Jakob Iken and Sebastian Hogvall have enjoyed their time away from home.
Since August, Columbia Falls has been home for the pair of exchange students as they have attended high school here while learning about the United States and its culture.
Iken, from near Hamburg in Germany, and Hogvall, from Oslo, Norway, both say the transition from their urban home to the more rural Columbia Falls was not an easy one, but both both also agree it was well worth it.
“I wasn’t really sure about Columbia Falls before I got here,” Hogvall said. “I am not from a small town and all I could judge it from was pictures on Google. I have been really happy with it.”
While in Columbia Falls, Iken stayed with the Martin Family, Jenny, Jeremiah, Julia (13) and Ben (12) while Hogvall made his home with the Wanner family, Wendi, David, Dillon (17) and three additional children who live outside the house.
“I thought it was going to be hard to adapt to living with a new family and being in a new place, but it has been a lot easier than I thought it was going to be,” Iken said.
During their time here, the pair became fast friends as they navigated their way through their new school and surroundings.
While both said the transition into their new school was not an easy one, Hogvall said it was a bit easier for him since he got to know some of the other kids during soccer practices before the school year began.
In fact, Hogvall said that soccer in America was one of the biggest surprises he found during his time here.
“I thought people were going to be a lot worse at soccer over here,” he said. “I was wrong. They were a lot better than I thought.”
Both students got to see more than just Columbia Falls during their time away from home, including taking in a Griz football game in Missoula, visiting Glacier National Park, a road trip to Portland and even a trip to Mexico during spring break, but both agreed on their favorite activity in America - skiing on Big Mountain in Whitefish.
While skiing may have been their favorite activity, both said they found traditions in America that they will bring home with them.
“We don’t have Thanksgiving back home, so I get to tell my family all about that,” Hogvall said.
As for host mother Jenny Martin, she said that her family had been wanting to host an exchange student for some time, and this year was the perfect opportunity.
“I liked having teenagers around more than I thought I would,” she said. “They are funny and interesting and they have a different perspective. It has been so much fun showing them Montana and the United States. I think we would like to host again a couple more times.”
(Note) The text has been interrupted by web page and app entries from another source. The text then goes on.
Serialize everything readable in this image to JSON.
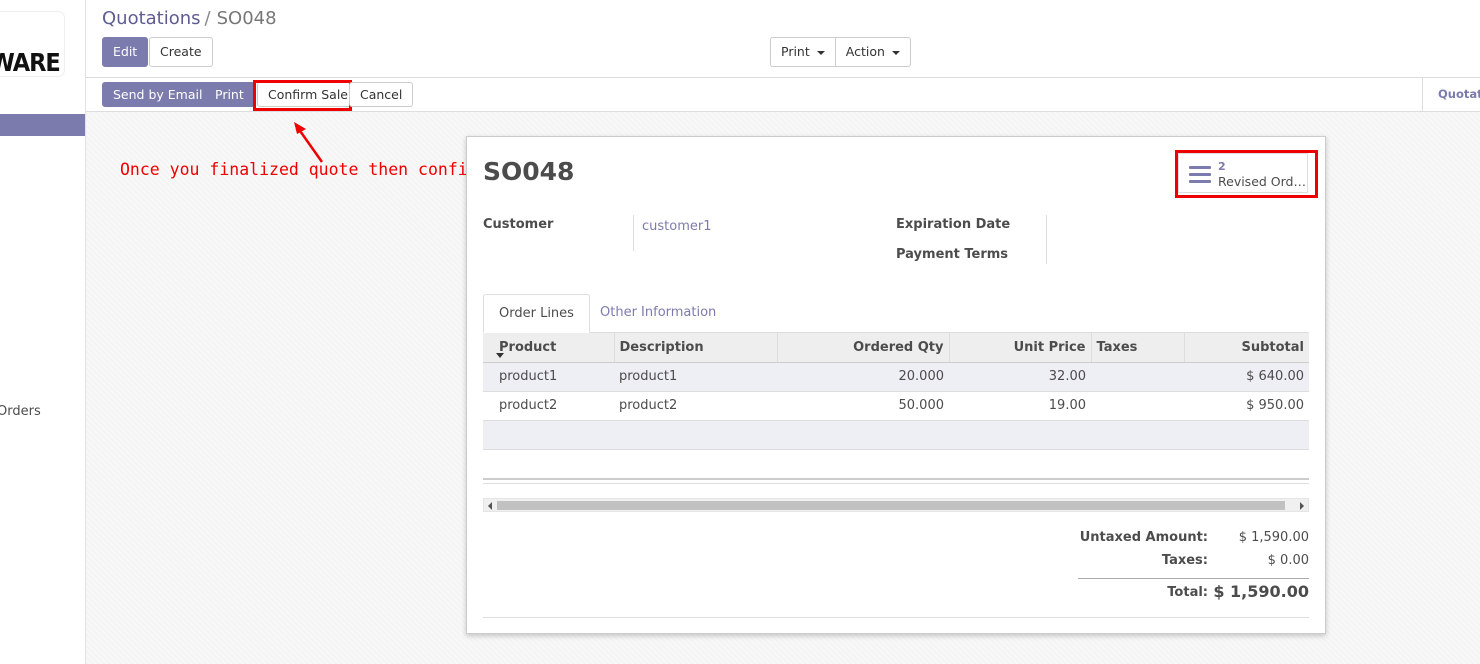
{
  "sidebar": {
    "logo_line1": "/",
    "logo_line2": "WARE",
    "orders_label": "Orders"
  },
  "header": {
    "breadcrumb_parent": "Quotations",
    "breadcrumb_sep": "/",
    "breadcrumb_current": "SO048",
    "edit_label": "Edit",
    "create_label": "Create",
    "print_label": "Print",
    "action_label": "Action"
  },
  "statusbar": {
    "send_email_label": "Send by Email",
    "print_label": "Print",
    "confirm_label": "Confirm Sale",
    "cancel_label": "Cancel",
    "stage_label": "Quotation"
  },
  "annotation": {
    "text": "Once you finalized quote then confirm it",
    "color": "#ee0000"
  },
  "form": {
    "title": "SO048",
    "smart_button": {
      "count": "2",
      "label": "Revised Orders"
    },
    "customer_label": "Customer",
    "customer_value": "customer1",
    "expiration_label": "Expiration Date",
    "payment_terms_label": "Payment Terms",
    "tabs": [
      {
        "label": "Order Lines"
      },
      {
        "label": "Other Information"
      }
    ],
    "columns": {
      "product": "Product",
      "description": "Description",
      "ordered_qty": "Ordered Qty",
      "unit_price": "Unit Price",
      "taxes": "Taxes",
      "subtotal": "Subtotal"
    },
    "lines": [
      {
        "product": "product1",
        "description": "product1",
        "qty": "20.000",
        "price": "32.00",
        "taxes": "",
        "subtotal": "$ 640.00"
      },
      {
        "product": "product2",
        "description": "product2",
        "qty": "50.000",
        "price": "19.00",
        "taxes": "",
        "subtotal": "$ 950.00"
      }
    ],
    "totals": {
      "untaxed_label": "Untaxed Amount:",
      "untaxed_value": "$ 1,590.00",
      "taxes_label": "Taxes:",
      "taxes_value": "$ 0.00",
      "total_label": "Total:",
      "total_value": "$ 1,590.00"
    }
  },
  "colors": {
    "accent": "#7c7bad",
    "highlight": "#ee0000"
  }
}
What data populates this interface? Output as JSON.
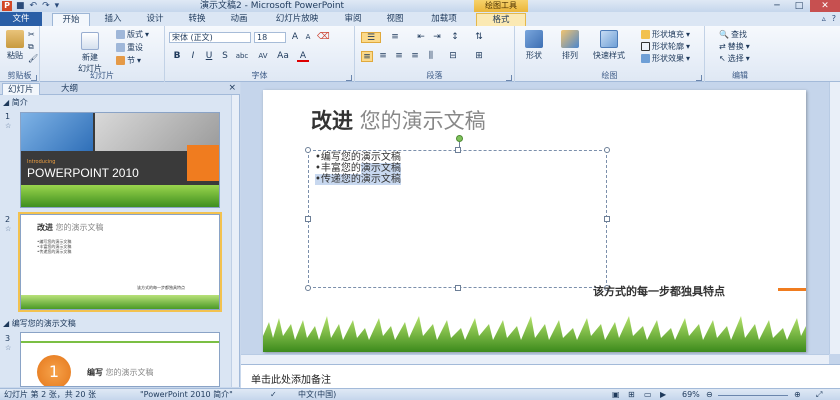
{
  "titlebar": {
    "app_letter": "P",
    "title": "演示文稿2 - Microsoft PowerPoint",
    "context_tool": "绘图工具",
    "minimize": "─",
    "maximize": "□",
    "close": "✕"
  },
  "tabs": {
    "file": "文件",
    "home": "开始",
    "insert": "插入",
    "design": "设计",
    "transitions": "转换",
    "animations": "动画",
    "slideshow": "幻灯片放映",
    "review": "审阅",
    "view": "视图",
    "addins": "加载项",
    "format": "格式"
  },
  "ribbon": {
    "clipboard": {
      "paste": "粘贴",
      "label": "剪贴板"
    },
    "slides": {
      "new_slide": "新建\n幻灯片",
      "layout": "版式",
      "reset": "重设",
      "section": "节",
      "label": "幻灯片"
    },
    "font": {
      "font_name": "宋体 (正文)",
      "font_size": "18",
      "bold": "B",
      "italic": "I",
      "underline": "U",
      "strike": "S",
      "shadow": "abc",
      "spacing": "AV",
      "case": "Aa",
      "color": "A",
      "label": "字体"
    },
    "paragraph": {
      "label": "段落"
    },
    "drawing": {
      "shapes": "形状",
      "arrange": "排列",
      "quick_styles": "快速样式",
      "fill": "形状填充",
      "outline": "形状轮廓",
      "effects": "形状效果",
      "label": "绘图"
    },
    "editing": {
      "find": "查找",
      "replace": "替换",
      "select": "选择",
      "label": "编辑"
    }
  },
  "leftpane": {
    "tab_slides": "幻灯片",
    "tab_outline": "大纲",
    "close": "×",
    "section1": "◢ 简介",
    "section2": "◢ 编写您的演示文稿",
    "slide1": {
      "num": "1",
      "intro": "Introducing",
      "title": "POWERPOINT 2010"
    },
    "slide2": {
      "num": "2",
      "title_bold": "改进",
      "title_rest": "您的演示文稿",
      "lines": [
        "•编写您的演示文稿",
        "•丰富您的演示文稿",
        "•传递您的演示文稿"
      ],
      "footer": "该方式的每一步都独具特点"
    },
    "slide3": {
      "num": "3",
      "circle_num": "1",
      "title_bold": "编写",
      "title_rest": "您的演示文稿"
    }
  },
  "slide": {
    "title_bold": "改进",
    "title_rest": " 您的演示文稿",
    "bullet1": "•编写您的演示文稿",
    "bullet2_a": "•丰富您的",
    "bullet2_b": "演示文稿",
    "bullet3": "•传递您的演示文稿",
    "footer_note": "该方式的每一步都独具特点"
  },
  "notes": {
    "placeholder": "单击此处添加备注"
  },
  "status": {
    "slide_info": "幻灯片 第 2 张，共 20 张",
    "theme": "\"PowerPoint 2010 简介\"",
    "language": "中文(中国)",
    "zoom": "69%"
  },
  "colors": {
    "file_tab": "#2a5ea6",
    "accent_orange": "#f07c1f",
    "context": "#eab53a"
  }
}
The students came to Columbia Falls through the AFS Intercultural Program, which places exchange students in numerous countries around the globe. Those interested in taking part in the program can visit www.afs.org or contact Bruce Aronson at 406-250-4248.